Start of Source information
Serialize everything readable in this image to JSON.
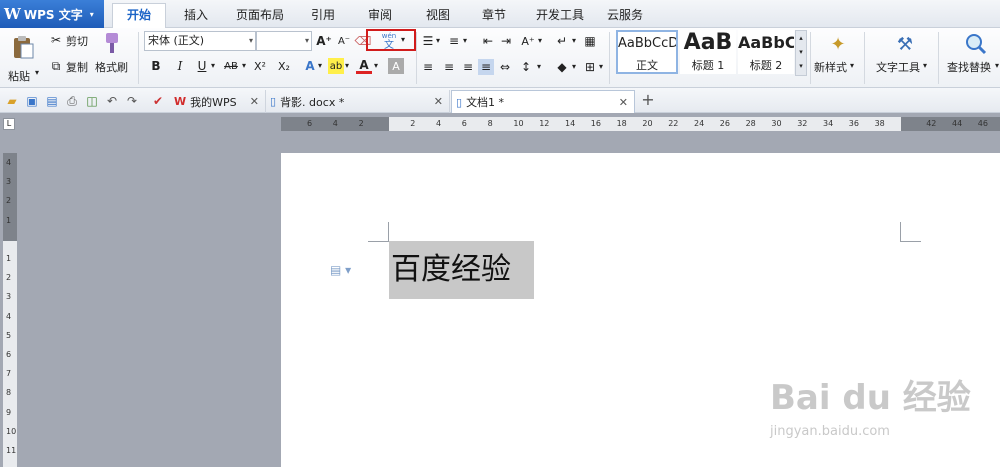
{
  "app": {
    "logo": "W",
    "title": "WPS 文字",
    "caret": "▾"
  },
  "menu": {
    "tabs": [
      {
        "label": "开始"
      },
      {
        "label": "插入"
      },
      {
        "label": "页面布局"
      },
      {
        "label": "引用"
      },
      {
        "label": "审阅"
      },
      {
        "label": "视图"
      },
      {
        "label": "章节"
      },
      {
        "label": "开发工具"
      },
      {
        "label": "云服务"
      }
    ],
    "active_tab": "开始"
  },
  "ribbon": {
    "paste": "粘贴",
    "cut": "剪切",
    "copy": "复制",
    "format_painter": "格式刷",
    "font_name": "宋体 (正文)",
    "font_size": "",
    "grow_font": "A⁺",
    "shrink_font": "A⁻",
    "bold": "B",
    "italic": "I",
    "underline": "U",
    "strikethrough": "AB",
    "superscript": "X²",
    "subscript": "X₂",
    "text_effect": "A",
    "highlight": "ab",
    "font_color": "A",
    "char_shading": "A",
    "phonetic_top": "wén",
    "phonetic_bottom": "文",
    "styles": [
      {
        "sample": "AaBbCcDd",
        "name": "正文"
      },
      {
        "sample": "AaB",
        "name": "标题 1"
      },
      {
        "sample": "AaBbC",
        "name": "标题 2"
      }
    ],
    "new_style": "新样式",
    "text_tools": "文字工具",
    "find_replace": "查找替换"
  },
  "doc_tabs": [
    {
      "label": "我的WPS"
    },
    {
      "label": "背影. docx *"
    },
    {
      "label": "文档1 *"
    }
  ],
  "doc_tab_close": "✕",
  "new_tab": "+",
  "ruler": {
    "corner": "L",
    "h_ticks": [
      "6",
      "4",
      "2",
      "",
      "2",
      "4",
      "6",
      "8",
      "10",
      "12",
      "14",
      "16",
      "18",
      "20",
      "22",
      "24",
      "26",
      "28",
      "30",
      "32",
      "34",
      "36",
      "38",
      "",
      "42",
      "44",
      "46"
    ],
    "v_ticks": [
      "4",
      "3",
      "2",
      "1",
      "",
      "1",
      "2",
      "3",
      "4",
      "5",
      "6",
      "7",
      "8",
      "9",
      "10",
      "11"
    ]
  },
  "document": {
    "text": "百度经验"
  },
  "watermark": {
    "brand": "Bai du 经验",
    "url": "jingyan.baidu.com"
  },
  "colors": {
    "accent": "#1a63c6",
    "highlight_box": "#d11c1c",
    "selection": "#c8c8c8"
  }
}
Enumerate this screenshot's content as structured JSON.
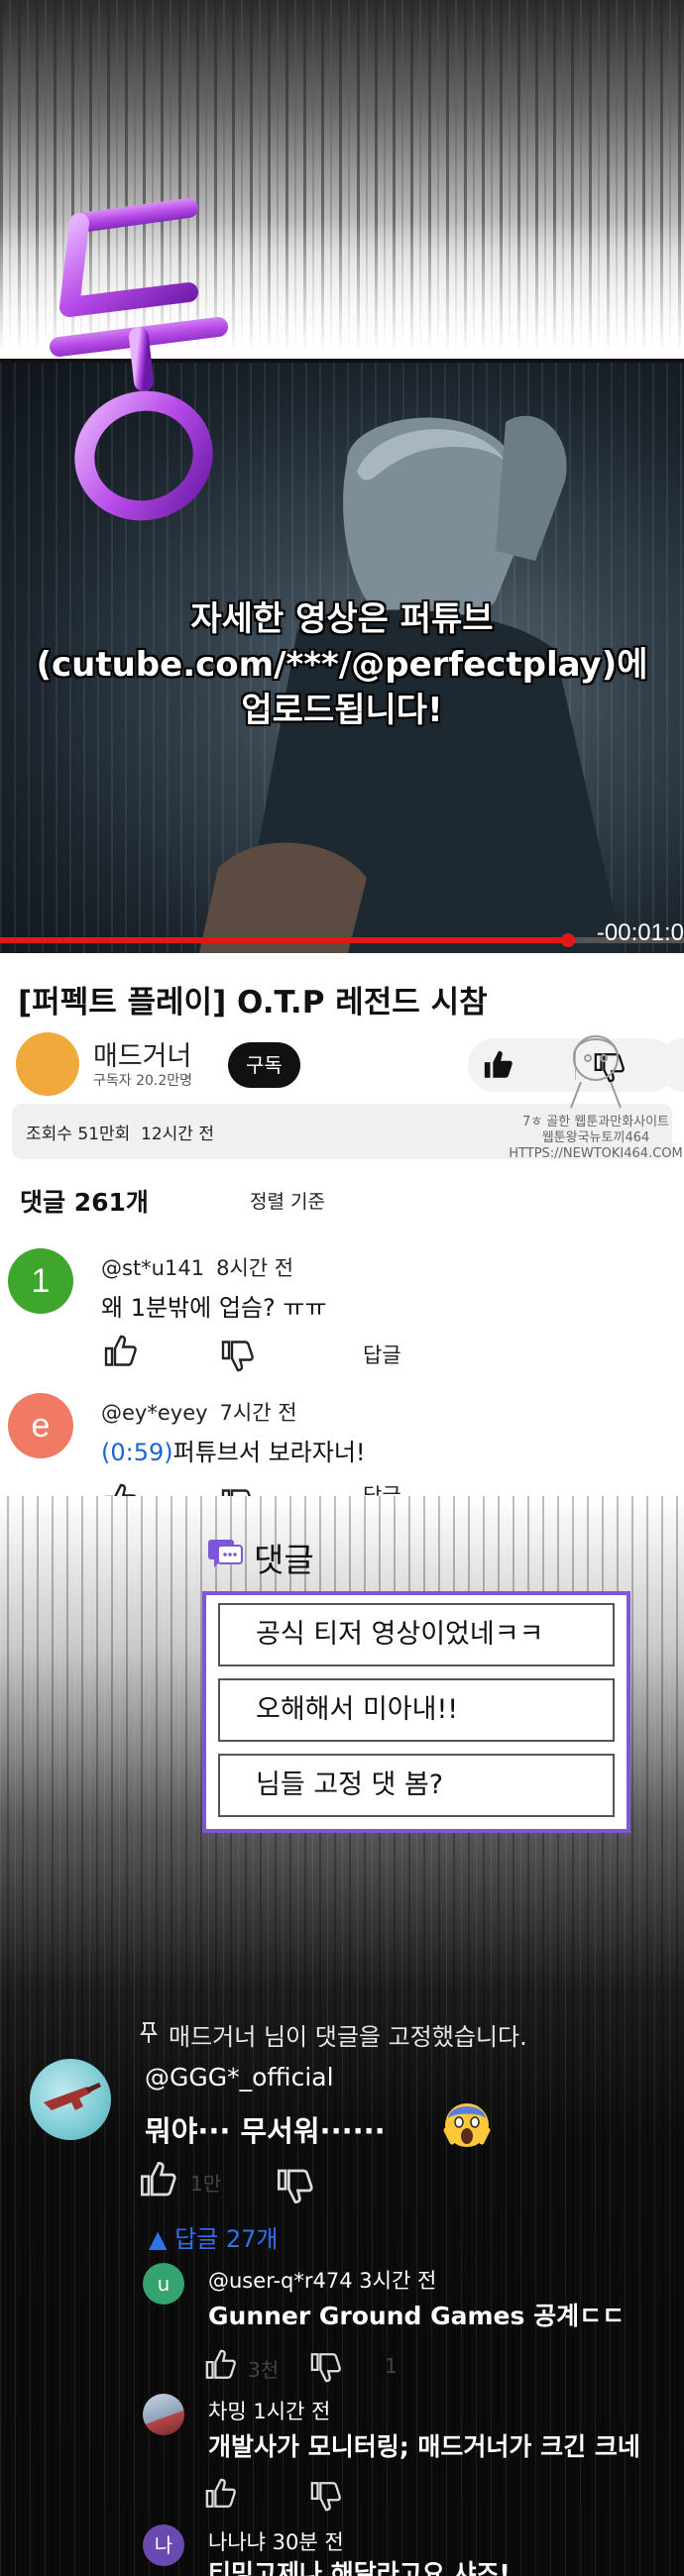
{
  "sfx": {
    "text": "둥",
    "color": "#b84be8"
  },
  "video": {
    "caption_lines": [
      "자세한 영상은 퍼튜브",
      "(cutube.com/***/@perfectplay)에",
      "업로드됩니다!"
    ],
    "timecode": "-00:01:0",
    "progress_fraction": 0.83,
    "progress_color": "#e01818"
  },
  "info": {
    "title": "[퍼펙트 플레이] O.T.P 레전드 시참",
    "channel_name": "매드거너",
    "channel_subs": "구독자 20.2만명",
    "subscribe_label": "구독",
    "views": "조회수 51만회",
    "posted": "12시간 전",
    "watermark": [
      "7ㅎ 골한 웹툰과만화사이트",
      "웹툰왕국뉴토끼464",
      "HTTPS://NEWTOKI464.COM"
    ]
  },
  "comments_header": {
    "count_label": "댓글 261개",
    "sort_label": "정렬 기준"
  },
  "comments": [
    {
      "avatar_letter": "1",
      "avatar_color": "#3ea62d",
      "user": "@st*u141",
      "time": "8시간 전",
      "text": "왜 1분밖에 업슴? ㅠㅠ",
      "reply_label": "답글"
    },
    {
      "avatar_letter": "e",
      "avatar_color": "#f07a63",
      "user": "@ey*eyey",
      "time": "7시간 전",
      "timestamp": "(0:59)",
      "text": "퍼튜브서 보라자너!",
      "reply_label": "답글"
    }
  ],
  "reply_panel": {
    "title": "댓글",
    "accent": "#7d57d6",
    "options": [
      "공식 티저 영상이었네ㅋㅋ",
      "오해해서 미아내!!",
      "님들 고정 댓 봄?"
    ]
  },
  "pinned": {
    "note": "매드거너 님이 댓글을 고정했습니다.",
    "user": "@GGG*_official",
    "text": "뭐야··· 무서워······",
    "like_count": "1만",
    "replies_toggle": "▲ 답글 27개"
  },
  "replies": [
    {
      "avatar_letter": "u",
      "avatar_color": "#35a36f",
      "user": "@user-q*r474",
      "time": "3시간 전",
      "text": "Gunner Ground Games 공계ㄷㄷ",
      "like_count": "3천",
      "reply_count": "1"
    },
    {
      "avatar_letter": "",
      "avatar_color": "#7f8fa0",
      "user": "차밍",
      "time": "1시간 전",
      "text": "개발사가 모니터링; 매드거너가 크긴 크네",
      "like_count": ""
    },
    {
      "avatar_letter": "나",
      "avatar_color": "#6a4ab0",
      "user": "나나냐",
      "time": "30분 전",
      "text": "티밍고제나 해달라고요 샤즈!"
    }
  ]
}
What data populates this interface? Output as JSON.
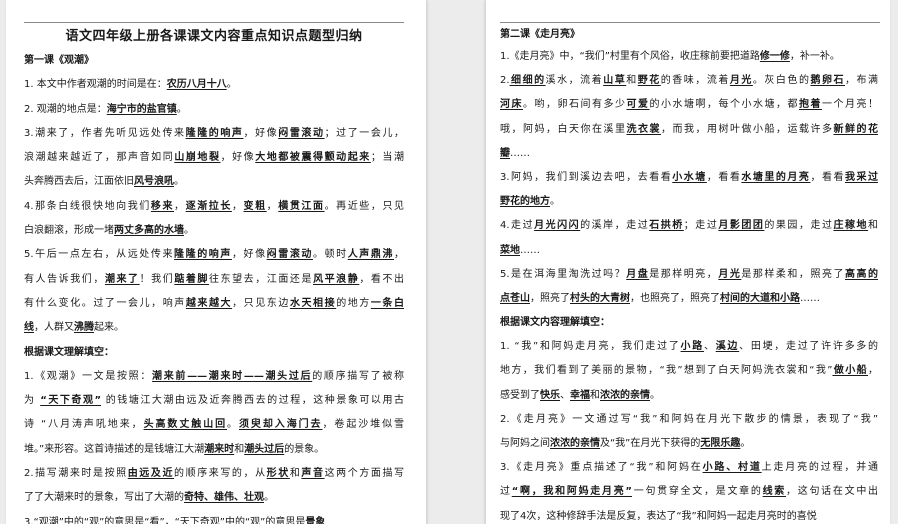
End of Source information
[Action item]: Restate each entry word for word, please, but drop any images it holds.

[The completed task]:
Serialize everything readable in this image to JSON.
{
  "app": {
    "logo": "W",
    "title": "WPS 文字",
    "caret": "▾"
  },
  "menu": {
    "tabs": [
      {
        "label": "开始"
      },
      {
        "label": "插入"
      },
      {
        "label": "页面布局"
      },
      {
        "label": "引用"
      },
      {
        "label": "审阅"
      },
      {
        "label": "视图"
      },
      {
        "label": "章节"
      },
      {
        "label": "开发工具"
      },
      {
        "label": "云服务"
      }
    ],
    "active_tab": "开始"
  },
  "ribbon": {
    "paste": "粘贴",
    "cut": "剪切",
    "copy": "复制",
    "format_painter": "格式刷",
    "font_name": "宋体 (正文)",
    "font_size": "",
    "grow_font": "A⁺",
    "shrink_font": "A⁻",
    "bold": "B",
    "italic": "I",
    "underline": "U",
    "strikethrough": "AB",
    "superscript": "X²",
    "subscript": "X₂",
    "text_effect": "A",
    "highlight": "ab",
    "font_color": "A",
    "char_shading": "A",
    "phonetic_top": "wén",
    "phonetic_bottom": "文",
    "styles": [
      {
        "sample": "AaBbCcDd",
        "name": "正文"
      },
      {
        "sample": "AaB",
        "name": "标题 1"
      },
      {
        "sample": "AaBbC",
        "name": "标题 2"
      }
    ],
    "new_style": "新样式",
    "text_tools": "文字工具",
    "find_replace": "查找替换"
  },
  "doc_tabs": [
    {
      "label": "我的WPS"
    },
    {
      "label": "背影. docx *"
    },
    {
      "label": "文档1 *"
    }
  ],
  "doc_tab_close": "✕",
  "new_tab": "+",
  "ruler": {
    "corner": "L",
    "h_ticks": [
      "6",
      "4",
      "2",
      "",
      "2",
      "4",
      "6",
      "8",
      "10",
      "12",
      "14",
      "16",
      "18",
      "20",
      "22",
      "24",
      "26",
      "28",
      "30",
      "32",
      "34",
      "36",
      "38",
      "",
      "42",
      "44",
      "46"
    ],
    "v_ticks": [
      "4",
      "3",
      "2",
      "1",
      "",
      "1",
      "2",
      "3",
      "4",
      "5",
      "6",
      "7",
      "8",
      "9",
      "10",
      "11"
    ]
  },
  "document": {
    "text": "百度经验"
  },
  "watermark": {
    "brand": "Bai du 经验",
    "url": "jingyan.baidu.com"
  },
  "colors": {
    "accent": "#1a63c6",
    "highlight_box": "#d11c1c",
    "selection": "#c8c8c8"
  }
}
Enumerate this screenshot's content as structured JSON.
{
  "sfx": {
    "text": "둥",
    "color": "#b84be8"
  },
  "video": {
    "caption_lines": [
      "자세한 영상은 퍼튜브",
      "(cutube.com/***/@perfectplay)에",
      "업로드됩니다!"
    ],
    "timecode": "-00:01:0",
    "progress_fraction": 0.83,
    "progress_color": "#e01818"
  },
  "info": {
    "title": "[퍼펙트 플레이] O.T.P 레전드 시참",
    "channel_name": "매드거너",
    "channel_subs": "구독자 20.2만명",
    "subscribe_label": "구독",
    "views": "조회수 51만회",
    "posted": "12시간 전",
    "watermark": [
      "7ㅎ 골한 웹툰과만화사이트",
      "웹툰왕국뉴토끼464",
      "HTTPS://NEWTOKI464.COM"
    ]
  },
  "comments_header": {
    "count_label": "댓글 261개",
    "sort_label": "정렬 기준"
  },
  "comments": [
    {
      "avatar_letter": "1",
      "avatar_color": "#3ea62d",
      "user": "@st*u141",
      "time": "8시간 전",
      "text": "왜 1분밖에 업슴? ㅠㅠ",
      "reply_label": "답글"
    },
    {
      "avatar_letter": "e",
      "avatar_color": "#f07a63",
      "user": "@ey*eyey",
      "time": "7시간 전",
      "timestamp": "(0:59)",
      "text": "퍼튜브서 보라자너!",
      "reply_label": "답글"
    }
  ],
  "reply_panel": {
    "title": "댓글",
    "accent": "#7d57d6",
    "options": [
      "공식 티저 영상이었네ㅋㅋ",
      "오해해서 미아내!!",
      "님들 고정 댓 봄?"
    ]
  },
  "pinned": {
    "note": "매드거너 님이 댓글을 고정했습니다.",
    "user": "@GGG*_official",
    "text": "뭐야··· 무서워······",
    "like_count": "1만",
    "replies_toggle": "▲ 답글 27개"
  },
  "replies": [
    {
      "avatar_letter": "u",
      "avatar_color": "#35a36f",
      "user": "@user-q*r474",
      "time": "3시간 전",
      "text": "Gunner Ground Games 공계ㄷㄷ",
      "like_count": "3천",
      "reply_count": "1"
    },
    {
      "avatar_letter": "",
      "avatar_color": "#7f8fa0",
      "user": "차밍",
      "time": "1시간 전",
      "text": "개발사가 모니터링; 매드거너가 크긴 크네",
      "like_count": ""
    },
    {
      "avatar_letter": "나",
      "avatar_color": "#6a4ab0",
      "user": "나나냐",
      "time": "30분 전",
      "text": "티밍고제나 해달라고요 샤즈!"
    }
  ]
}
What data populates this interface? Output as JSON.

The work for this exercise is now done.